### Assignment
Identify and pull out each line of the entries in which "blocked" occurs.
[Material to process Boundary: Start]
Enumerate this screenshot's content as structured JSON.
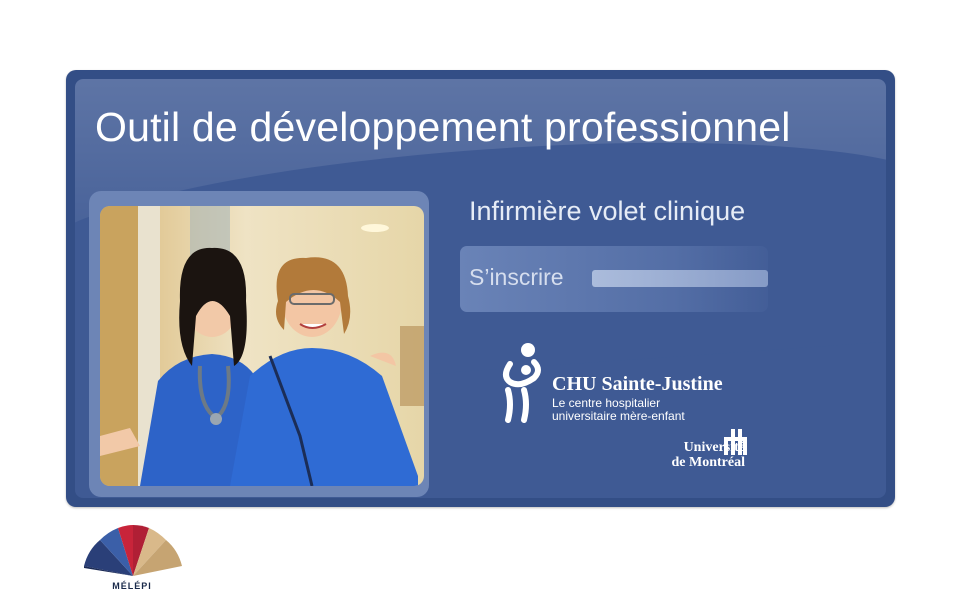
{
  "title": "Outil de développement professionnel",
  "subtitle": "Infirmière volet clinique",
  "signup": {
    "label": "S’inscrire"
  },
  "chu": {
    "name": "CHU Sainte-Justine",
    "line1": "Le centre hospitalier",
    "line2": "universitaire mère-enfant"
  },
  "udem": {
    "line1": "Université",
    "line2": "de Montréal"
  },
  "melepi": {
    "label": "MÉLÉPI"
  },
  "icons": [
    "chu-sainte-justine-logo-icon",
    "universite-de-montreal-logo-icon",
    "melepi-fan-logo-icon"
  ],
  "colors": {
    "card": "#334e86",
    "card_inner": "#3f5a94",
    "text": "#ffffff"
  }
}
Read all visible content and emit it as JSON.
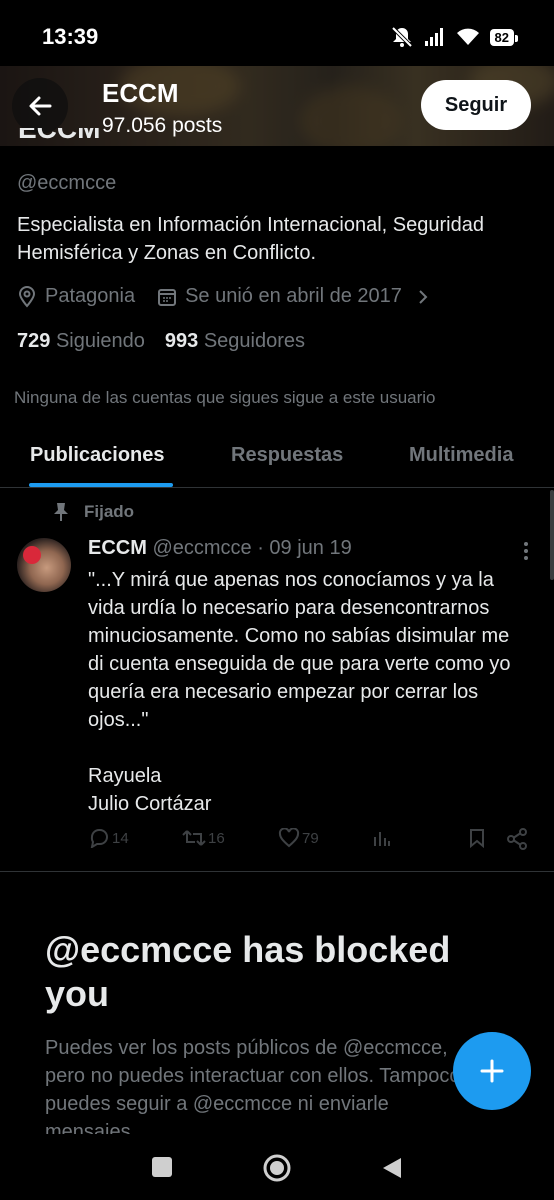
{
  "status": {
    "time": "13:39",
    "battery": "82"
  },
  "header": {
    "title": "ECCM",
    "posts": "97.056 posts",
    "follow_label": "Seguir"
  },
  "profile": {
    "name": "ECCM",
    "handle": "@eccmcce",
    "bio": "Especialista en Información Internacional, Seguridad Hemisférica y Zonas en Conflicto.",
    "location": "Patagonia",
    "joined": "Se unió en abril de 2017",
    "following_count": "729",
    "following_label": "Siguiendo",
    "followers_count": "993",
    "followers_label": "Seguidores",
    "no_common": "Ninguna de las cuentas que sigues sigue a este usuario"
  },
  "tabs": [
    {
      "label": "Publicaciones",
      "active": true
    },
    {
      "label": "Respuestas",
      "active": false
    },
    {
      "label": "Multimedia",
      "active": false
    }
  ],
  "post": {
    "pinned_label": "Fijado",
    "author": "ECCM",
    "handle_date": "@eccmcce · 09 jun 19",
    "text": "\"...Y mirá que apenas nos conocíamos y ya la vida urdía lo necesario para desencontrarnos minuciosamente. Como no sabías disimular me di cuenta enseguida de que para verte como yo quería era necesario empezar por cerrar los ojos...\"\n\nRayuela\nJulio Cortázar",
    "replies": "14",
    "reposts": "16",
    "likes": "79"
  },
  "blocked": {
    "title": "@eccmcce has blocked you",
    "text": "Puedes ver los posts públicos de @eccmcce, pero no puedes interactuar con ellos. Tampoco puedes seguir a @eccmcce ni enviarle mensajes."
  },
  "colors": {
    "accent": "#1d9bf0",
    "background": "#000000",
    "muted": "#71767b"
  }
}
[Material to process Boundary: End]
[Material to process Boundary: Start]
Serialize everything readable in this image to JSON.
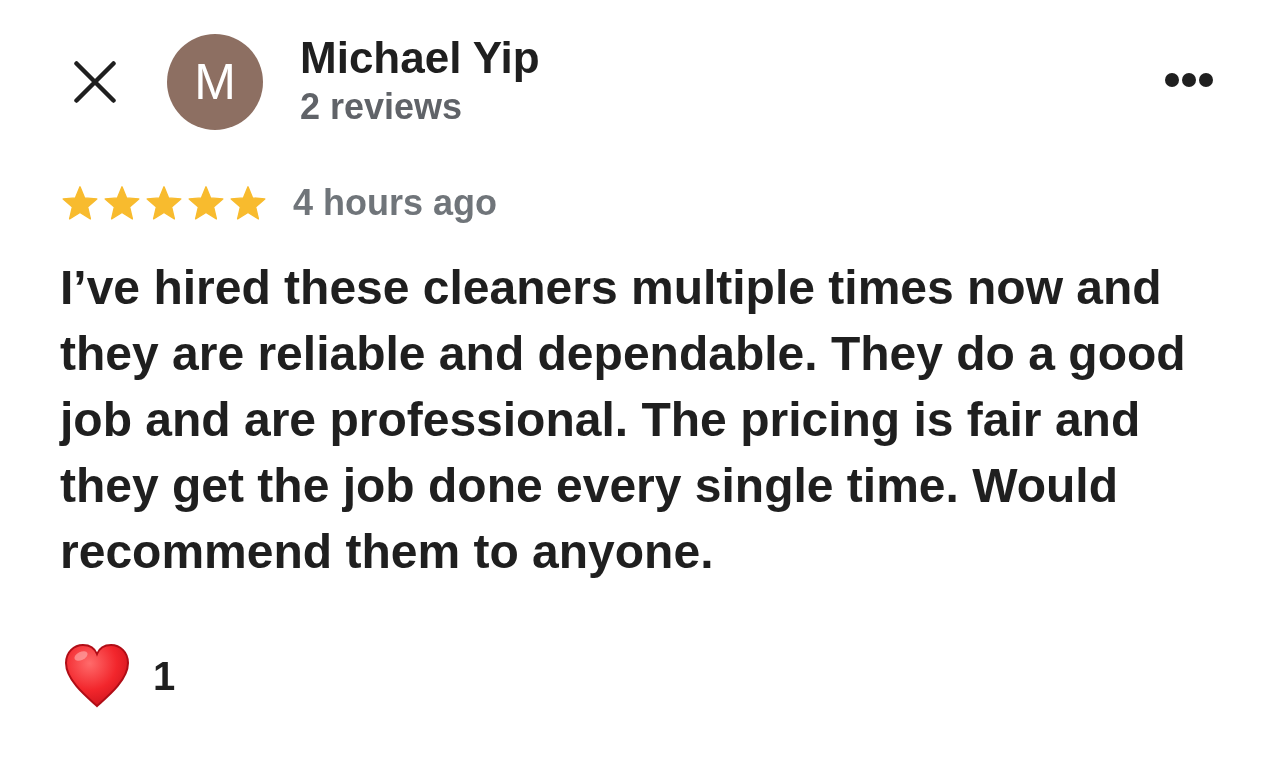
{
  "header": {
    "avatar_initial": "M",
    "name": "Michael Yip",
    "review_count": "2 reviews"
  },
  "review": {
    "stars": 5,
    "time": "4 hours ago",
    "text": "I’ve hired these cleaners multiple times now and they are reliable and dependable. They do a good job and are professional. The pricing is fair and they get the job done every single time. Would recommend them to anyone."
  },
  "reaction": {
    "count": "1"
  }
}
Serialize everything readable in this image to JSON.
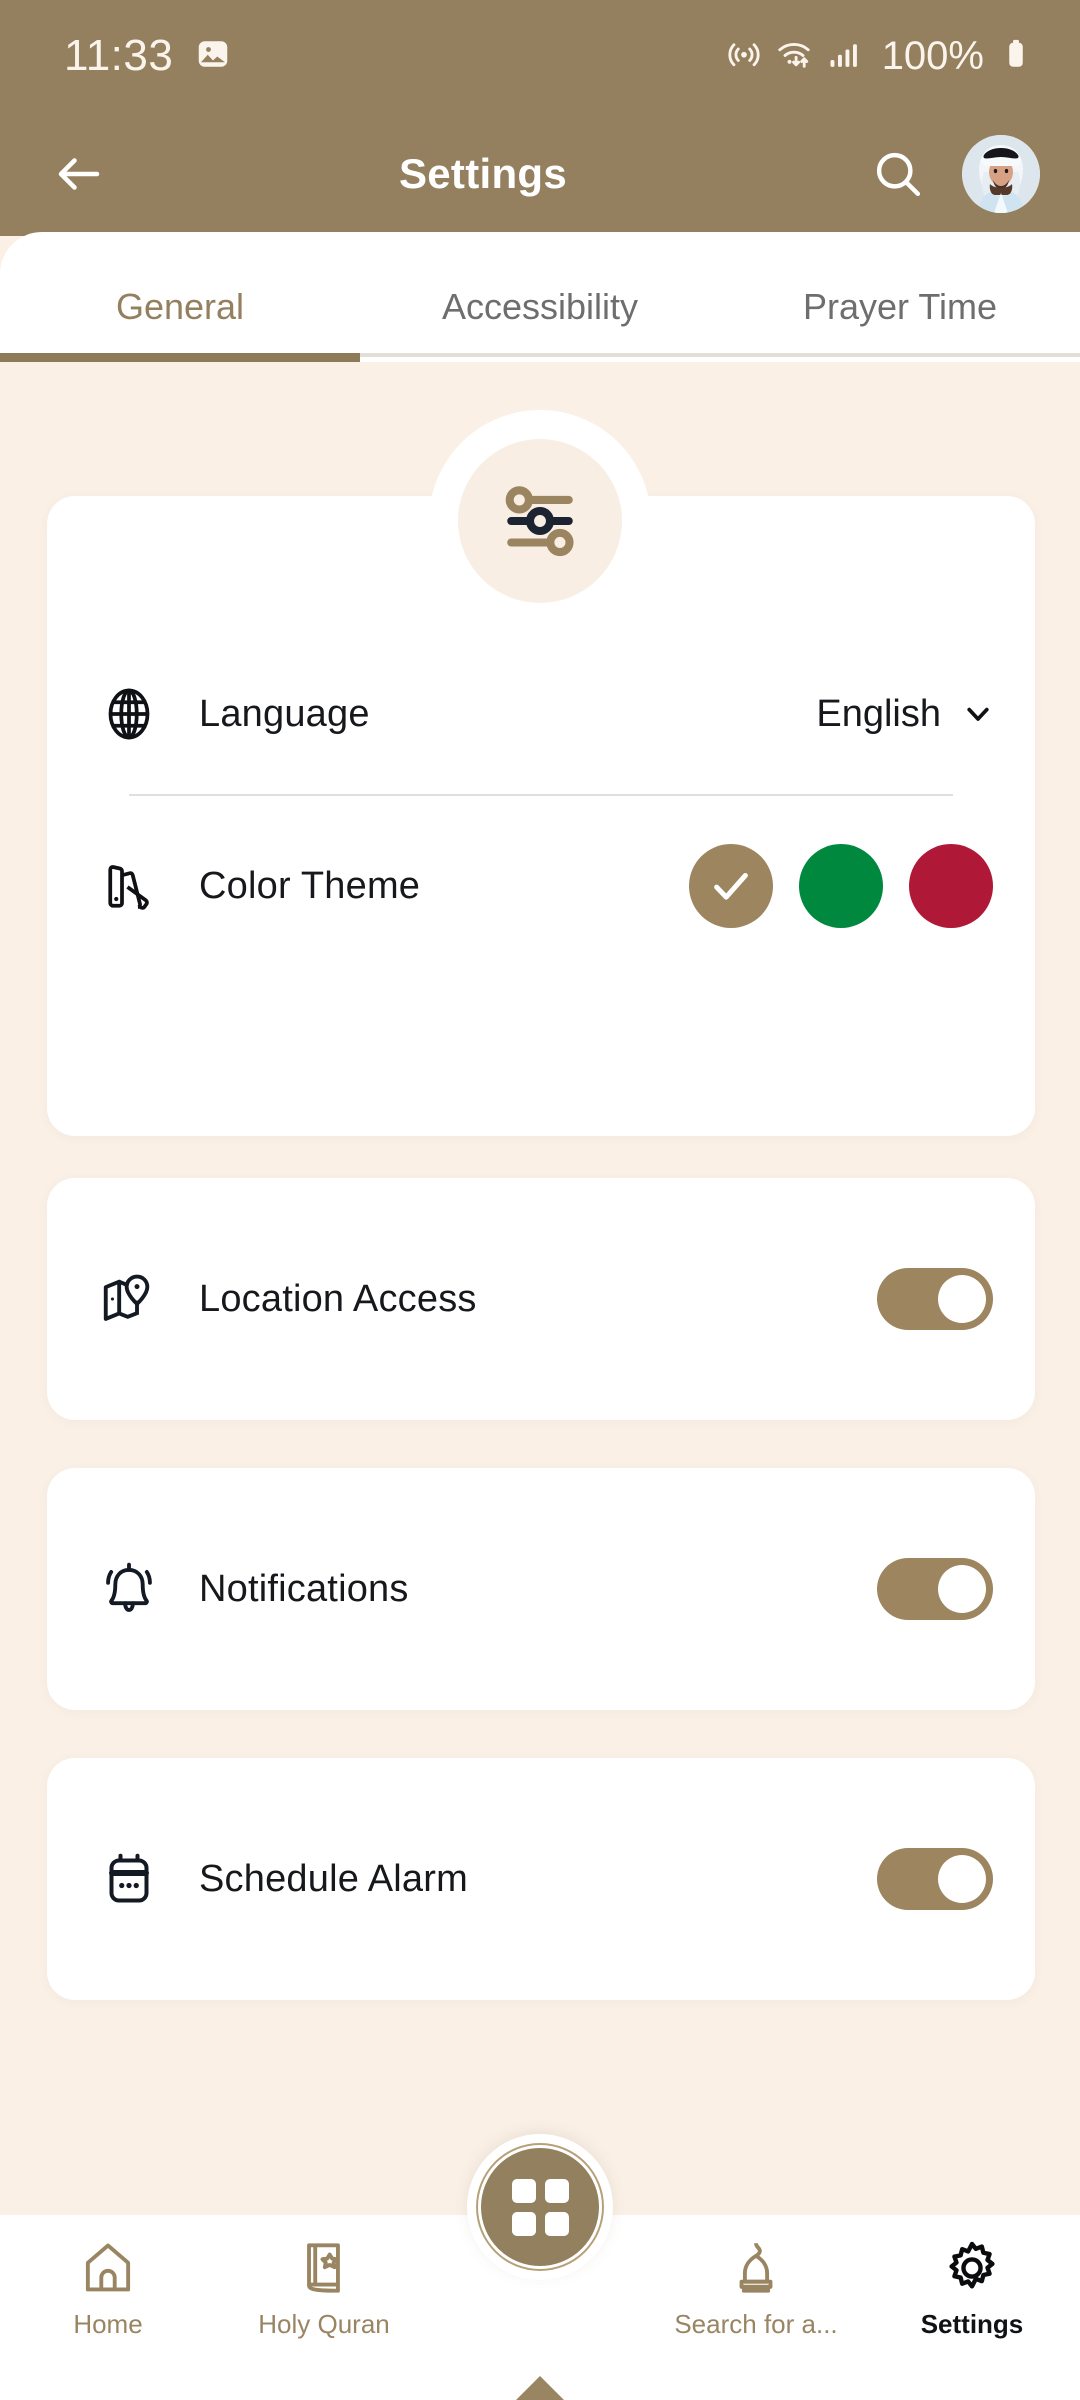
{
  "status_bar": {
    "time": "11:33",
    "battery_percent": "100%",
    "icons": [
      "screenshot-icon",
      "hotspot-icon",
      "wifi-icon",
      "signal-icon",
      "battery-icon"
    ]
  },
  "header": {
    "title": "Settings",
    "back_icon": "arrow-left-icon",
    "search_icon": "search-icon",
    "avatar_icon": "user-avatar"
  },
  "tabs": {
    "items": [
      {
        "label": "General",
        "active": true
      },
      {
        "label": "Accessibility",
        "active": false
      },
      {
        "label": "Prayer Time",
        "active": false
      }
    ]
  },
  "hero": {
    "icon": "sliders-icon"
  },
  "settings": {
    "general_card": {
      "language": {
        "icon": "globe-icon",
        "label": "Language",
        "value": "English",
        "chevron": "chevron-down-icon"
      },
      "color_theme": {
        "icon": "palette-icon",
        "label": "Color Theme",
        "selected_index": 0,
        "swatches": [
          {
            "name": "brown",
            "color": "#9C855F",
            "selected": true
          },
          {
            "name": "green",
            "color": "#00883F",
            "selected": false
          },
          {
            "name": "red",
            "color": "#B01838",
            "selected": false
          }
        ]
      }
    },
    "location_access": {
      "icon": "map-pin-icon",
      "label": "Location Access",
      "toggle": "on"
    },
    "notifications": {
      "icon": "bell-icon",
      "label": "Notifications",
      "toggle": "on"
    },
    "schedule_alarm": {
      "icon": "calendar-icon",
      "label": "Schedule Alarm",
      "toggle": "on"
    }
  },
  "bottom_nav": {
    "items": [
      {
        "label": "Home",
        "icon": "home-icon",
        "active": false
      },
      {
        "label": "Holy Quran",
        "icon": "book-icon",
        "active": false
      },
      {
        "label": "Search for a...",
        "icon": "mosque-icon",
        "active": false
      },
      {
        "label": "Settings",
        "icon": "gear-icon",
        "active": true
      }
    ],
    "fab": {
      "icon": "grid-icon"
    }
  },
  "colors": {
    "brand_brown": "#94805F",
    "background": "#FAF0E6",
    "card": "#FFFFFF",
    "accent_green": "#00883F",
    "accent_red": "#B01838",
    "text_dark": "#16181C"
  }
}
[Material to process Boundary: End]
### Result
  "blocked": {
    "title": "@eccmcce has blocked you",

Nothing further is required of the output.